(Dataset rows for apps and sites)

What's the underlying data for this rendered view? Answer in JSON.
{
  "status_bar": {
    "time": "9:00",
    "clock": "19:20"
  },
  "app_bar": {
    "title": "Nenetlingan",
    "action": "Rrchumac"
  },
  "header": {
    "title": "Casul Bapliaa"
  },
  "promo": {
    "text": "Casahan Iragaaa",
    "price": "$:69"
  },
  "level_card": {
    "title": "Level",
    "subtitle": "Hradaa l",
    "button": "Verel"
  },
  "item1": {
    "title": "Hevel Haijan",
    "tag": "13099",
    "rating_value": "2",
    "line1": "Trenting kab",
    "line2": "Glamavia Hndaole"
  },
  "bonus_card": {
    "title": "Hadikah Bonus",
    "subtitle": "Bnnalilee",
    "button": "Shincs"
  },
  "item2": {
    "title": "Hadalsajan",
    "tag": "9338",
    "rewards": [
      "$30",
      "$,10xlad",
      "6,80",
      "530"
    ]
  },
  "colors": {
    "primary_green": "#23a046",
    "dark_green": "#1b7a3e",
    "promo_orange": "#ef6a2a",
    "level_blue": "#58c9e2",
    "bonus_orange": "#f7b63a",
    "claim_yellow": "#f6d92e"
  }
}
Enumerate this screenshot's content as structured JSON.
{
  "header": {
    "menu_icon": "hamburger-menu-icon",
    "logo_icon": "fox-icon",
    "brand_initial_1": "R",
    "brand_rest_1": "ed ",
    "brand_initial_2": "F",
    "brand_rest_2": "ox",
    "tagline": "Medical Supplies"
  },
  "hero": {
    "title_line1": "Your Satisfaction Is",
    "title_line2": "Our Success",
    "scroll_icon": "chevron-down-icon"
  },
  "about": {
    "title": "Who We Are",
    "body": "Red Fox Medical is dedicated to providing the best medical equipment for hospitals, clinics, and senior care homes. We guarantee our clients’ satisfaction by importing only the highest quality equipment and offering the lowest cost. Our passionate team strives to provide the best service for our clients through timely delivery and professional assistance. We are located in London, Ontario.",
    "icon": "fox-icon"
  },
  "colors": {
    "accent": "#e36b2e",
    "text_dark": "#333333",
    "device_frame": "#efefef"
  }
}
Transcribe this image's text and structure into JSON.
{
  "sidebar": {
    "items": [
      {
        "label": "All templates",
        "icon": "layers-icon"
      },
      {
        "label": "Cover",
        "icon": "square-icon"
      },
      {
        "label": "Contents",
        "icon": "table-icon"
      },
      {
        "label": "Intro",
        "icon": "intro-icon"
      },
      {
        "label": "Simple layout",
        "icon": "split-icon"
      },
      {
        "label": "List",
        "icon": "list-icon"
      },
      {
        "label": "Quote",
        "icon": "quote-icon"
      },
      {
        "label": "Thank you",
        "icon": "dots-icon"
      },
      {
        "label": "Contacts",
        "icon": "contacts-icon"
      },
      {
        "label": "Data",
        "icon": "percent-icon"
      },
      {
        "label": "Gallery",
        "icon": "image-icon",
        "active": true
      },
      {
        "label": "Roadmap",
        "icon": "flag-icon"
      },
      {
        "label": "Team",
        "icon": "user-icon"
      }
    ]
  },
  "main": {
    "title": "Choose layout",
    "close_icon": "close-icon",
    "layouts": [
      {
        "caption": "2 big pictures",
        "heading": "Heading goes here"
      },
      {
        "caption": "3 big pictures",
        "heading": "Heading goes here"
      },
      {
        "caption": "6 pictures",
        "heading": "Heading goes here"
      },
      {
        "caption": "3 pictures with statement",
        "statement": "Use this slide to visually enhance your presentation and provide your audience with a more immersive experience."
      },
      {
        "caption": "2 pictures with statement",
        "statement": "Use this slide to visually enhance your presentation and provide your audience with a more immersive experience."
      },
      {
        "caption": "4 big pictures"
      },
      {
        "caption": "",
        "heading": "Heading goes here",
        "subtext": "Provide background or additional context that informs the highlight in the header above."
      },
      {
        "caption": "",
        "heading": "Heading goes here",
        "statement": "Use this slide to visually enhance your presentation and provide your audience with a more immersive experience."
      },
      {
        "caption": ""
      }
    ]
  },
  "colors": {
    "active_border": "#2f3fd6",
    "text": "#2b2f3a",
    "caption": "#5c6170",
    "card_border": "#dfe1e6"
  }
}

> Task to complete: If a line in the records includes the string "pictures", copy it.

> Answer:
        "caption": "2 big pictures",
        "caption": "3 big pictures",
        "caption": "6 pictures",
        "caption": "3 pictures with statement",
        "caption": "2 pictures with statement",
        "caption": "4 big pictures"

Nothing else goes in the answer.